By: Anne E. Bromley | UVAToday
An award-winning writer of transatlantic literature will visit Grounds in April as the University of Virginia’s second Kapnick Distinguished Writer-in-Residence.
Caryl Phillips, whose work explores the African diaspora in the Caribbean, England and the United States, will come to the Department of English’s Creative Writing Program April 11 to 22 to teach a seminar and meet one-on-one with writers in the graduate and undergraduate programs. During his time at U.Va., he will also give a public lecture and a public reading.
Born in St. Kitts, Phillips was raised in Leeds, one of the largest cities in the United Kingdom, and studied English literature at Oxford University. Currently a professor of English at Yale University, he has published 10 novels and five collections of essays, as well as plays, screenplays and two anthologies. His work tackles issues of belonging and identity, race and immigration.
The Kapnick Distinguished Writer-in-Residence Program, launched last fall with James Salter (who died in June) as its first guest, was created in the tradition of William Faulkner’s legendary residencies at the University in 1957 and ’58. The program aims to bring writers of international stature to the Grounds to teach and engage with U.Va. students and the literary community.

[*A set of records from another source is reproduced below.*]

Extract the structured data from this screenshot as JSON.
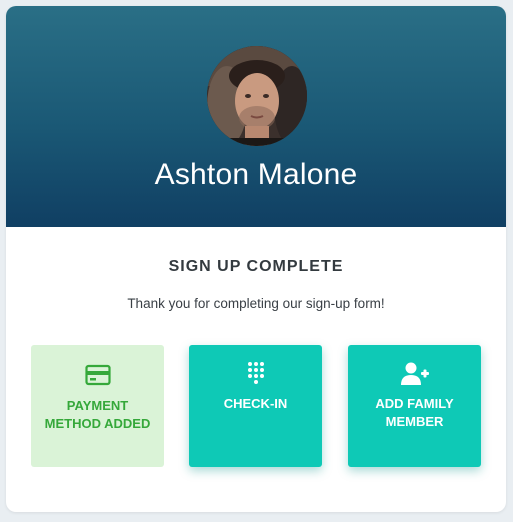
{
  "profile": {
    "name": "Ashton Malone"
  },
  "status": {
    "title": "SIGN UP COMPLETE",
    "message": "Thank you for completing our sign-up form!"
  },
  "actions": [
    {
      "label": "PAYMENT METHOD ADDED",
      "icon": "credit-card-icon",
      "state": "completed"
    },
    {
      "label": "CHECK-IN",
      "icon": "keypad-icon",
      "state": "available"
    },
    {
      "label": "ADD FAMILY MEMBER",
      "icon": "add-user-icon",
      "state": "available"
    }
  ],
  "colors": {
    "header_top": "#2a6f86",
    "header_bottom": "#103f63",
    "teal": "#0ec9b6",
    "success_bg": "#daf3d7",
    "success_text": "#35a83a"
  }
}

Ian Baucom, U.Va.’s Buckner W. Clay Dean of Arts & Sciences said, “The Kapnick Distinguished Writer-in-Residence program builds on the tradition of Faulkner’s residencies, and we’re excited to have Caryl Phillips visit Grounds to inspire our talented student writers and to enrich the U.Va. community through his public events.”
“Caryl Phillips is seen by many as the father of Afro-British fiction,” Jeffery Renard Allen wrote in a May New York Times review of Phillips’ latest novel, “The Lost Child.” (Allen joined the faculty of U.Va.’s Creative Writing Program this semester.)